sdg1844 said...

"The Rose" by Bette Middler

Some say Love it is a river,
that drowns the tender reed.
Some say Love it is a razor,
that leaves the soul to bleed.
Some say Love it is a hunger,
an endless, aching need.
I say Love it is a flower,
and you it's only seed.

It's the heart, afraid of breaking,
that never learns to dance.
It's the dream, afraid of waking,
that never takes a chance.
It's the one who won't be taken,
who cannot seem to give.
And the soul, afraid of dyin',
that never learns to live.

When the night has been too lonely,
and the road has been too long,
and you think that Love is only,
for the lucky and the strong,
just remember in the winter,
far beneath the bitter snow,
lies a seed that with the sun's Love,
in the spring becomes the rose.

MacDaddy said...

sdg: Love The Rose. "It's the heart, afraid of breaking,that never learns to dance." My favorite. Thanks for sharing. Come again.

Anonymous said...

Hey MacDaddy:

Now that's a good question and I could spend quite a bit of the day trying to chronicle them, for I've heard dozens of songs that fit into this category. However, I can think of three or four off the top of my head that stick out right now. They are:

1. Midnight Sun-Nancy Wilson (Ella made this famous but Nancy has the definitive version of it)
2. Blue Gardenia-Dinah Washington
3. What A Diff'rence A Day Made-Dinah Washington
4. This Bitter Earth-Dinah Washington
5. To Be Invisible-Gladys Knight & The Pips
6. Part Time Love-Gladys Knight & The Pips
7. Theme from "Sparkle"-Aretha Franklin
8. Alfie-Dionne Warwick
9. Love Letters-Kitty Lester
10. Tenderly-Sarah Vaughan
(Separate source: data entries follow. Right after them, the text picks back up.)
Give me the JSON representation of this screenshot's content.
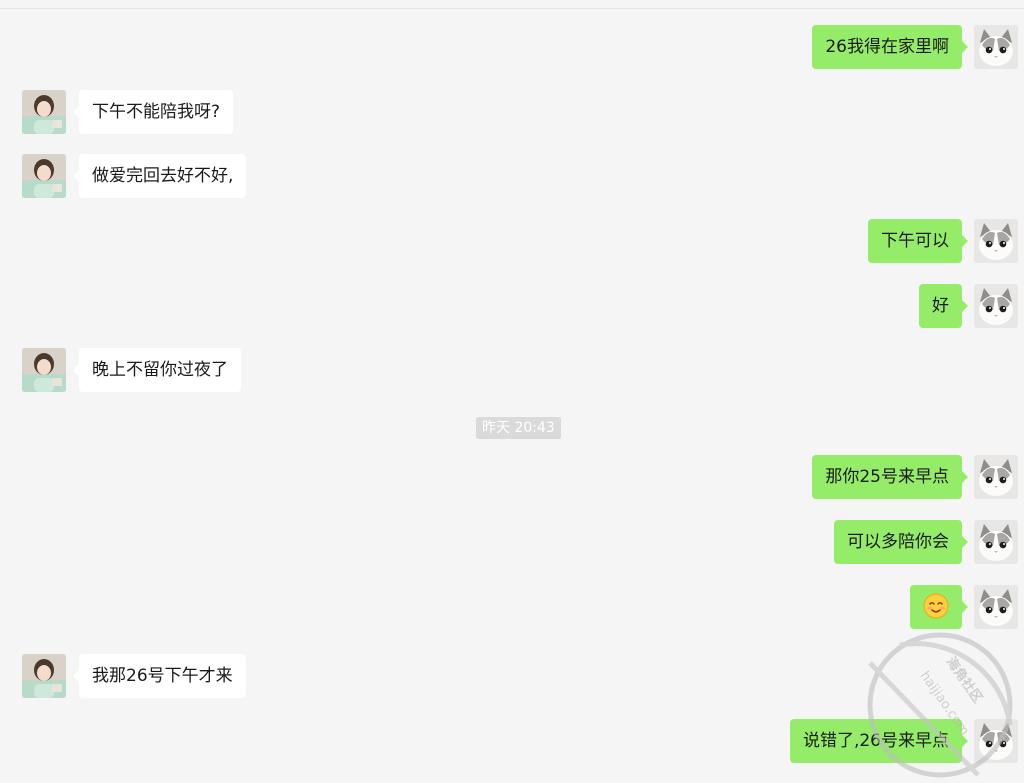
{
  "messages": [
    {
      "side": "right",
      "text": "26我得在家里啊"
    },
    {
      "side": "left",
      "text": "下午不能陪我呀?"
    },
    {
      "side": "left",
      "text": "做爱完回去好不好,"
    },
    {
      "side": "right",
      "text": "下午可以"
    },
    {
      "side": "right",
      "text": "好"
    },
    {
      "side": "left",
      "text": "晚上不留你过夜了"
    },
    {
      "side": "right",
      "text": "那你25号来早点"
    },
    {
      "side": "right",
      "text": "可以多陪你会"
    },
    {
      "side": "right",
      "emoji": "smiling-face-emoji"
    },
    {
      "side": "left",
      "text": "我那26号下午才来"
    },
    {
      "side": "right",
      "text": "说错了,26号来早点"
    }
  ],
  "timestamp": "昨天 20:43",
  "watermark": {
    "brand": "海角社区",
    "domain": "haijiao.com"
  },
  "colors": {
    "background": "#f5f5f5",
    "self_bubble": "#95ec69",
    "other_bubble": "#ffffff",
    "timestamp_bg": "#dadada"
  },
  "avatars": {
    "self": "cat-avatar",
    "other": "girl-avatar"
  }
}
There are hundreds of other beautiful melodies I could mention; however, these seem to come to the fore of my thinking at this time.